That was initially.  The idea of writing a political blog stalls me out because, while I think I can see the problem I have a much harder time seeing the solution.  Right now, neither one of the two major candidates is saying anything that I haven’t heard numerous times before.  Since neither of them are saying anything to assure me that they understand how new solutions are needed, my only option as a voter has come down to whether or not I want to see the system torn apart, and if so by whom?  Not the best of political choices when one hopes to see a better future.  
My focus has changed.  I’m now using this idea, or trying to use it, as a lens at my own life.  How have things changed, in big ways and small, that are making past solutions untenable.  

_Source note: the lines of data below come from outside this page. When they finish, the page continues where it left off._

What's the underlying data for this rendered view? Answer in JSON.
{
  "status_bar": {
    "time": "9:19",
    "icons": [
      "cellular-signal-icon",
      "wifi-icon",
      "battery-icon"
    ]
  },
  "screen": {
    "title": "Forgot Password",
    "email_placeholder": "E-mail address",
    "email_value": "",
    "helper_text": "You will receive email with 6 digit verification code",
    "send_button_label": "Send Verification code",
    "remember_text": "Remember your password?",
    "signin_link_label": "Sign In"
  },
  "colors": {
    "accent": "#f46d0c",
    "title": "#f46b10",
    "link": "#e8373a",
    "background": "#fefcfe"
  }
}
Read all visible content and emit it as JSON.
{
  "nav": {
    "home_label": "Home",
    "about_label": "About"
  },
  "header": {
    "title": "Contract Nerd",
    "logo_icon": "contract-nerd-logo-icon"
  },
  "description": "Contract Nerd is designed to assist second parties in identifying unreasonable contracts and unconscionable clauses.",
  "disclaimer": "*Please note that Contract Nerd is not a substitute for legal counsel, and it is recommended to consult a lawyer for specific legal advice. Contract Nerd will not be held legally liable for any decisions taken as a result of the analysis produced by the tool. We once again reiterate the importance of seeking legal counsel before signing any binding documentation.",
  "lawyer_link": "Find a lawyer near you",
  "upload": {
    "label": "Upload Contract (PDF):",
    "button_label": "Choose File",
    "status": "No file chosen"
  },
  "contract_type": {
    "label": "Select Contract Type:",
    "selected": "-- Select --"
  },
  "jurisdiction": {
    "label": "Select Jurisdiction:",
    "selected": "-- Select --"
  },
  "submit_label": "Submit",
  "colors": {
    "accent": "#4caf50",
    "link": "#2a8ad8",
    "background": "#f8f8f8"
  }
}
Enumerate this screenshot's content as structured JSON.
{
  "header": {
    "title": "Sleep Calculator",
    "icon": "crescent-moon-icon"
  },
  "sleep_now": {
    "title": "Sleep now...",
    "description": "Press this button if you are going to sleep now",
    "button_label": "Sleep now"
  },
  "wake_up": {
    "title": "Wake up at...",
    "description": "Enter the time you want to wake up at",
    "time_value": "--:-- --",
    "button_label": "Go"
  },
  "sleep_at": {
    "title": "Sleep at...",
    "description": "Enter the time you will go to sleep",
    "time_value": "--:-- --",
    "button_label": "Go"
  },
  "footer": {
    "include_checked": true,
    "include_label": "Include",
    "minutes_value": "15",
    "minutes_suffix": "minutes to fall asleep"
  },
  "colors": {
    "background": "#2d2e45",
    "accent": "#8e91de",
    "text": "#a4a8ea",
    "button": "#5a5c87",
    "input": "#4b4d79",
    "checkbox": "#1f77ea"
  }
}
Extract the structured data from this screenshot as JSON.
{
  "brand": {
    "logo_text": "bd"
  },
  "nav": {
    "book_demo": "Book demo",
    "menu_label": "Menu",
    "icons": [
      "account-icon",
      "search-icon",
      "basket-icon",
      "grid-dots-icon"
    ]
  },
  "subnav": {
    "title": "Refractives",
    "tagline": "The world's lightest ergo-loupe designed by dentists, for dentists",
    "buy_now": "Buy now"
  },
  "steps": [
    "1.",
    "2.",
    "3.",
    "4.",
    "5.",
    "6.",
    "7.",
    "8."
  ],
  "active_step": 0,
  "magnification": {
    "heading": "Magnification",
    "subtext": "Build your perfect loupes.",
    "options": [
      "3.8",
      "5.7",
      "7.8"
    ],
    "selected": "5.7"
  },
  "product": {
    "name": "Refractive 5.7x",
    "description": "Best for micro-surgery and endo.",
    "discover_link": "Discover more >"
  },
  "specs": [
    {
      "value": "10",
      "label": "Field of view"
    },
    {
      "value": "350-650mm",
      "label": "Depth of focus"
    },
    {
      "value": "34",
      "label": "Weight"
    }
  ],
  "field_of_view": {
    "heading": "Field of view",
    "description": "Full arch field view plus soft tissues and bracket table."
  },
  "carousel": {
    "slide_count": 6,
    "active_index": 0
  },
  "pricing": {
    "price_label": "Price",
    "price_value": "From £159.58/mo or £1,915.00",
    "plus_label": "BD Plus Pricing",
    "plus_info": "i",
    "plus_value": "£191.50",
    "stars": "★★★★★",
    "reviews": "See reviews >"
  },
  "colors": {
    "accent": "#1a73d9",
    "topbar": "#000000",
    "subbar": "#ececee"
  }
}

My life could be used as a monument to stability.  Or maybe to stasis.  This August will mark my 22nd year working for the same company.  I’ve been in the same position for the past four.  I’ve lived in the same apartment for longer than I’ve been at the same job, and on the same street for a few years longer than that.  And my dreams, the goals I set for myself, my interests, the things I pursue, are pretty much unchanged since High School.  Or maybe even Jr. High School.  
But things have changed.  I know they have.  They must have.  I’ve gotten older, if nothing else.  And that has changed how I regard my position in life.  How much time I have to get to where I’ve always wanted to be.  And it some cases, whether or not it is time, or even past time, to let something go which is no longer a viable goal to pursue.  
The key to knowing the answer to such questions lay in my day dreams.  
There is a scene I recall, decades ago, from the TV show, “The Odd Couple,” with Tony Randall and Jack Klugman.  Oscar, played by Klugman, is taking about the dreams young boys have and how they morph as they get older.  As kids, you dream of playing on the team.  Once you reach middle age, you dream of owning the team.  
In this way some of my day dreams have altered.  But some have become more fantastical.  The dream remains the same, but the method of achieving it, the story I create in my day dream that allows me to achieve that goal, becomes more convoluted and improbable...  
“If I just up and quit my job, and go on the Shikoku Henro pilgrimage, taking my laptop and writing every night after I stop my march for the day, and if I could meet someone like...”  
My imagination has recognized something that my conscious brain has yet to acknowledge or accept.  Things have changed.  Whatever methods I created to enact my dreams have lost their efficacy.  Or, the dream itself has lost something, or I’ve lost something regarding it, that might be bringing its validity into question.  
If there is any commonality to my day-dreams, it’s a desire for what could only be called Power.  The ability to, or maybe even as simple as the ability to believe that I can, make changes in the conditions of my life.  I was raised to believe that if you worked hard, did what you were “supposed to do” and take pride in your work, then it was only a matter of time before success would be achieved.  
I am no longer so sure of that. 
This wasn’t going to be a blog where I came up with any answers or neat resolution.  That was part of the problem I had in writing it this weekend.  I needed to get the question in focus.  How have things changed, how have I changed and the world around me has changed, and what does that mean for the achievement of my goals.  
Will I find the solution for version 5.43 of my life?  Or is it time to just scrap what’s there?  

I guess I’ll see.